A customer approached Bush Farms on its opening day Wednesday, her face quickly conveying her disappointment as she scanned the tables of produce.
“No corn yet?” she asked.
Chris Bush, co-owner of the produce and plant stand off Kansas Highway 32, shook her head. “About week,” she told the woman.
The wet weather, while a welcome reprieve from last year’s drought, has not been so friendly to Bush Farms’ famous corn crop, which draws customers from miles — even states — away.
“This is the first time ever that we won’t have corn on the Fourth of July since 1976,” said Bush, who runs the stand and the 40-acre farm on the other side of the highway with her husband, Ray Bush.
While many have been happy with all the rain the state has received this spring, Bush Farm, 11300 Kaw Dr., is opening a little later than usual because of the weather. Typically they open around June 22 to sell produce and are open through Nov. 1 with their fall crops. The plentiful rain and slightly cooler temperatures this year didn’t provide enough crops for opening at the regular time.
“It being the Fourth of July, we thought we just had to open today, even if we didn’t have corn,” she said. “…It’s beautiful weather for people — but not for farmer’s crops.”
This is the second year in a row that the Bush Farm’s produce season has been thrown off by the weather. Last year, the warm spring allowed the Bushes to open the produce stand on June 8.
“We have never opened that early, ever,” Chris Bush said. Then, the high heat and drought of last summer set in. “Everything burned up, and at the end of July we were done.”
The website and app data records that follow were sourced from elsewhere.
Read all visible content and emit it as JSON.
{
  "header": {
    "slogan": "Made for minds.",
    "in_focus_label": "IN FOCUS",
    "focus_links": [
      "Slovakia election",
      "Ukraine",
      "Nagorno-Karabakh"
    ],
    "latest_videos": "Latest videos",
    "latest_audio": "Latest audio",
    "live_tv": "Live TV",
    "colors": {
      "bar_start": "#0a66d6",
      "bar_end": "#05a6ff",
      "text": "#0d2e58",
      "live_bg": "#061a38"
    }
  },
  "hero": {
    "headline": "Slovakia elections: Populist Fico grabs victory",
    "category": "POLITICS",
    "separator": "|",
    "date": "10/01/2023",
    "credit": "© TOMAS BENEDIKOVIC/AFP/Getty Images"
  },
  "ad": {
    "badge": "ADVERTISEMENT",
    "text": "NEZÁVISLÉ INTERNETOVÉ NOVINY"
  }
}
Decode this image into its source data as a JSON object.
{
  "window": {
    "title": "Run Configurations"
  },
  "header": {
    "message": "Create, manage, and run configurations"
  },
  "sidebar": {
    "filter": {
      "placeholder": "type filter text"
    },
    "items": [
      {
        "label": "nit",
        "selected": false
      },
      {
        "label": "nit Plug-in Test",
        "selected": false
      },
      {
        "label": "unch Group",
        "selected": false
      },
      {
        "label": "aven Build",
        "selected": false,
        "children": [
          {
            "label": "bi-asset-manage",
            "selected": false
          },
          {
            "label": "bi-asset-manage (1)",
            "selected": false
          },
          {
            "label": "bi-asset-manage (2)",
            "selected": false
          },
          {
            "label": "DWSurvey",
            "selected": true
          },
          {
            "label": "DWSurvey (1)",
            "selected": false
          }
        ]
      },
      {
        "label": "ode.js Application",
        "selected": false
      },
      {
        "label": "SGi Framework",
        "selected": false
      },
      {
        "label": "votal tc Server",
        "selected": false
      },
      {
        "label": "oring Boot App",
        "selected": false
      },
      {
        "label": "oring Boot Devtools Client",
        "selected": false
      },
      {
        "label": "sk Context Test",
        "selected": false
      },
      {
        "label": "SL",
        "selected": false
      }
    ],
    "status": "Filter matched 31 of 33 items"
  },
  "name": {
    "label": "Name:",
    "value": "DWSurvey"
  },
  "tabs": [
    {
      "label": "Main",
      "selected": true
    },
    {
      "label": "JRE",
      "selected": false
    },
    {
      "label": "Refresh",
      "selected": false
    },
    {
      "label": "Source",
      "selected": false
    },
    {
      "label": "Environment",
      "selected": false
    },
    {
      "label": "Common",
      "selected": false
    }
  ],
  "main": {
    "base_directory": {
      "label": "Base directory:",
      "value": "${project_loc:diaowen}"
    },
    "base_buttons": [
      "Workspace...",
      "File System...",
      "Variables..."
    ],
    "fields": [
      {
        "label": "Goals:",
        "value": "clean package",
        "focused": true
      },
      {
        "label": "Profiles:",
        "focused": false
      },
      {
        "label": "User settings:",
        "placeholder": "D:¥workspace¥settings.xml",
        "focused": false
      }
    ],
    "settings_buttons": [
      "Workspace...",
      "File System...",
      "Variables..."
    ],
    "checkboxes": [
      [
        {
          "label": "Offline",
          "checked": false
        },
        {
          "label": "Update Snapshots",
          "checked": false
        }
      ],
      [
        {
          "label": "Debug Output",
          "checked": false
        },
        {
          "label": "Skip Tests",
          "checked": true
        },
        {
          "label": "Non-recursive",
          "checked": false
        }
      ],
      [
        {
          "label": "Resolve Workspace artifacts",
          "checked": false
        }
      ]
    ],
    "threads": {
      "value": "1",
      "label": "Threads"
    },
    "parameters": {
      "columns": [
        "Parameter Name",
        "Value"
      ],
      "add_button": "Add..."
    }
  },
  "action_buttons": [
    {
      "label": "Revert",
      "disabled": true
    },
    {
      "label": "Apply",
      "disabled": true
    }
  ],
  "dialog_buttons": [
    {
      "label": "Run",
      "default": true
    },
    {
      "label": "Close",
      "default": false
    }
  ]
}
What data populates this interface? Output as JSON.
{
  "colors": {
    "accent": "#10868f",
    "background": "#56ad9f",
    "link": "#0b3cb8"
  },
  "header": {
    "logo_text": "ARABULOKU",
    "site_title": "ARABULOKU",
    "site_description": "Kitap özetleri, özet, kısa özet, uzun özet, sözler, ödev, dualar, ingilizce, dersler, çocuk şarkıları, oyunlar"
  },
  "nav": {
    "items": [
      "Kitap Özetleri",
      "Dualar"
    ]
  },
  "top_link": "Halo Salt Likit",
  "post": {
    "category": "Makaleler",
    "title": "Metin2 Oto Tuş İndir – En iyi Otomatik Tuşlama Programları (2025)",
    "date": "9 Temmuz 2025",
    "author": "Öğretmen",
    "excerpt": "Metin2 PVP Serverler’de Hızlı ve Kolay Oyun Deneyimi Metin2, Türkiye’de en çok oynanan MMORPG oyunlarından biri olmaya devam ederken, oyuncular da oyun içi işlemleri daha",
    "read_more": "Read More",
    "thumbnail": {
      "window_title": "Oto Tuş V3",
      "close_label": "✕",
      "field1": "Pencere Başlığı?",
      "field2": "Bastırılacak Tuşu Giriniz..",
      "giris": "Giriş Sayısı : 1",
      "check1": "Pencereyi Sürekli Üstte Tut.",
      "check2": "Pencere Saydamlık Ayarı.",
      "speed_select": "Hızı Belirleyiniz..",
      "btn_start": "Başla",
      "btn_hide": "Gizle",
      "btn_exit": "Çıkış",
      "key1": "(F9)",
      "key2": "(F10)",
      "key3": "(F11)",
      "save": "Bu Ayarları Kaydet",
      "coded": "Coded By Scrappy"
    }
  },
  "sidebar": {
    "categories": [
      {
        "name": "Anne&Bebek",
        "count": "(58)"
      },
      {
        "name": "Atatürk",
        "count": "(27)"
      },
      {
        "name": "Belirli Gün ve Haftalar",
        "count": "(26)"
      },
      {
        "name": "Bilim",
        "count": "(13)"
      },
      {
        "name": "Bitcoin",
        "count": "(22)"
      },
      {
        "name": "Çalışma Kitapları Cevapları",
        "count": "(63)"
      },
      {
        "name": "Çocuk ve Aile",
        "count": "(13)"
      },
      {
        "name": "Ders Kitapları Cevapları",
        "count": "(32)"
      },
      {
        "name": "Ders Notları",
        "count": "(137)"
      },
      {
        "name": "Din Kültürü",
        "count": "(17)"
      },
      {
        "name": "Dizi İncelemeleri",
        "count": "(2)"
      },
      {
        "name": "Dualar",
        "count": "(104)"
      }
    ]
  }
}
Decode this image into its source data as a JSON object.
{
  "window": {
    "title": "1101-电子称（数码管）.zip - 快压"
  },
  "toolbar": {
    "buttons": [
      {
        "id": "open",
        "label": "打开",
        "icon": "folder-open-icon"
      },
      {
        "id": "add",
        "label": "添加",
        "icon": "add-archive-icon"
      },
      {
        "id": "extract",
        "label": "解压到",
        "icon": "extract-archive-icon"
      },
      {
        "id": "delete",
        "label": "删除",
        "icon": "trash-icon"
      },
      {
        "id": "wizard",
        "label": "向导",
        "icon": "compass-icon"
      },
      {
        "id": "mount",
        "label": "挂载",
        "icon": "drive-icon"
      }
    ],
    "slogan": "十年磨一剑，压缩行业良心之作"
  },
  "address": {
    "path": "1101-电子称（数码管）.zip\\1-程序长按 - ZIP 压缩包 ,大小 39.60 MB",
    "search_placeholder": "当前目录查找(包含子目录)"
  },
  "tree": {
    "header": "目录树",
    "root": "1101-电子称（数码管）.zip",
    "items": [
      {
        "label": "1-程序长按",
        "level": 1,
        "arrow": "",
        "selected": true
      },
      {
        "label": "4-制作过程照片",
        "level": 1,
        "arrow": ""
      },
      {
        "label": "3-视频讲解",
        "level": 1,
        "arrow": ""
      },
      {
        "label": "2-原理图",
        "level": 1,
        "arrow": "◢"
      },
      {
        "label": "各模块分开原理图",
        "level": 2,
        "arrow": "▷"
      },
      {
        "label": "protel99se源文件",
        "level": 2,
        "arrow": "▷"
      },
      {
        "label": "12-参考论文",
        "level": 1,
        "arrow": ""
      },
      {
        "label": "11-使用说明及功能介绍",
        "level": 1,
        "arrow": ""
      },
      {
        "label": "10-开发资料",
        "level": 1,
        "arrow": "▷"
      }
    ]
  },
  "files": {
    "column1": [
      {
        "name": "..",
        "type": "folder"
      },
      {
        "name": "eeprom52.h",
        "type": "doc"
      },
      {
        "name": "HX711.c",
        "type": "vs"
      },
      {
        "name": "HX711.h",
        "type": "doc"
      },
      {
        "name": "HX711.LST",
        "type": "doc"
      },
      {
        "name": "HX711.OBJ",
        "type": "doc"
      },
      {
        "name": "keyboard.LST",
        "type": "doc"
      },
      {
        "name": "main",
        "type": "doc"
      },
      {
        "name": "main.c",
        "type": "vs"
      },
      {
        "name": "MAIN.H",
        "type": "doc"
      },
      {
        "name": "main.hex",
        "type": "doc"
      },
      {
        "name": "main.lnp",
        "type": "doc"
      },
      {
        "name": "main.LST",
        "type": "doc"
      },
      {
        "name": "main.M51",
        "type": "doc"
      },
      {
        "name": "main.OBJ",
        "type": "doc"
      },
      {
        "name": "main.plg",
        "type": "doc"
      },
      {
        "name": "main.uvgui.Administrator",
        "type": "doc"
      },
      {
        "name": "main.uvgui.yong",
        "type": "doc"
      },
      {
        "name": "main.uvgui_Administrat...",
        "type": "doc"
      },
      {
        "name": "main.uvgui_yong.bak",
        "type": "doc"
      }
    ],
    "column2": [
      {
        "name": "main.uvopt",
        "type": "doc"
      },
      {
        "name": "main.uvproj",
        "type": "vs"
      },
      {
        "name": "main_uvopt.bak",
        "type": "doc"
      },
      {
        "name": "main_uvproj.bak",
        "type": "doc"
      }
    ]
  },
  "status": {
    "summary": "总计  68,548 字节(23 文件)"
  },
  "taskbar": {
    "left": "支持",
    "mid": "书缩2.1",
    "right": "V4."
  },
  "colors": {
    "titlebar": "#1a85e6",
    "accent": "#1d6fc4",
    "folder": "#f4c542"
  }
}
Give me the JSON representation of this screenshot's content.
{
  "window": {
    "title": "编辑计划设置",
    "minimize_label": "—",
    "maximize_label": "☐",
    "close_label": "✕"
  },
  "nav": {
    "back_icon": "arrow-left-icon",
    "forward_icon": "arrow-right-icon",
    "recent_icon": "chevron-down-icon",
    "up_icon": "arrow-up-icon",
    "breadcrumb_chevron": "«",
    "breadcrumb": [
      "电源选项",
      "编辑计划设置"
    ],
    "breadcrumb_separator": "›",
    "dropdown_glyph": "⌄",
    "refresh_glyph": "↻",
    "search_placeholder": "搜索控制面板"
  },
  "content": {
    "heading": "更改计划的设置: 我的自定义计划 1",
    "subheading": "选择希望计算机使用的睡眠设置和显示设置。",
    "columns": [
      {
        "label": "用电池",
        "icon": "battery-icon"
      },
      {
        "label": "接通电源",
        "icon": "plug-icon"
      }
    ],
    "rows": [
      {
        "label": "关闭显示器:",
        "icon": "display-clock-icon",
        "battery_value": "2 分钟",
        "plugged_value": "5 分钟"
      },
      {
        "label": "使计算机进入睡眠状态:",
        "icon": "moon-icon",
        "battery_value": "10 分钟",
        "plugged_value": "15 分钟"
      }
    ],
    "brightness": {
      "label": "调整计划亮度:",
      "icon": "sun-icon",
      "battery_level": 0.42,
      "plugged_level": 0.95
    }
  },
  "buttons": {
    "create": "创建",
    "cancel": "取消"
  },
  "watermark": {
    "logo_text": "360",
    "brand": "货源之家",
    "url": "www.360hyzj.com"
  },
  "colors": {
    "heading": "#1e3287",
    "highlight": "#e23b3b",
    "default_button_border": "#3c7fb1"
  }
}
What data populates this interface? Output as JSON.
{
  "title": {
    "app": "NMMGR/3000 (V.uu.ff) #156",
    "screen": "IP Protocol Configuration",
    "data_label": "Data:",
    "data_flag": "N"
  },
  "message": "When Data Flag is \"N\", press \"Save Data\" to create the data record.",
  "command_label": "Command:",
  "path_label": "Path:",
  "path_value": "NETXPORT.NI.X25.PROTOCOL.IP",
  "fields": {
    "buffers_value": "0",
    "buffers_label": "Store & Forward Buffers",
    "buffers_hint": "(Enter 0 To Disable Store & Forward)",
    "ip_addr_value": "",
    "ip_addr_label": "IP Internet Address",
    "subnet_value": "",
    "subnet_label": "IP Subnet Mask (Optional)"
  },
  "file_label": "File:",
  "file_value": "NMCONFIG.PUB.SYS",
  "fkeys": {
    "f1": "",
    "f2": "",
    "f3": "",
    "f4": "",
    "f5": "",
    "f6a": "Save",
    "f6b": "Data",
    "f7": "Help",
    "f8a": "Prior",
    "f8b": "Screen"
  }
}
She said it was too cold and rainy this spring for the Bush Farms corn. The Bushes usually have eight to 10 acres of corn and plant an acre every 10 days, but they lost the first two acres.
“When we planted the corn, it rotted in the ground,” she said. “The same with green beans — it was too cold and too rainy for the early green beans. We have green beans now, but that’s a quarter of what it should be.”
In addition to the green beans, the Bushes also have cabbage, potatoes, onions and squash out for their first week. They also are selling peaches shipped in from Tennessee and Missouri, and until their own tomatoes are ready about July 25, they have some shipped in from Arkansas.
Another negative side effect of the weather is the profusion of weeds. Chris Bush said the farm’s potatoes and onions are currently covered by weeds, and that’s what Ray Bush has been devoting his time to — rototilling the ground to try to control the spread of weeds.
“The weeds take over,” Chris Bush said. “It is a nightmare to harvest — its called Johnson grass, and its one of our worst enemies. It’s horrible, and when it rains, it just grows rampant. And you can’t spray, because it’ll kill your potatoes and onions.”
Chris Bush said the farm’s watermelon and cantaloupe likely would be delayed until August due to the weather.
Though the rain has caused some woes, this year’s produce should be better, if delayed. The produce stand is open 9 a.m. to 2 p.m. on Independence Day, but otherwise will have its regular hours of 9 a.m. to 6 p.m. on weekdays and 12-4 p.m. on Saturdays. The stand also now accepts Visa for those who would like to pay with credit.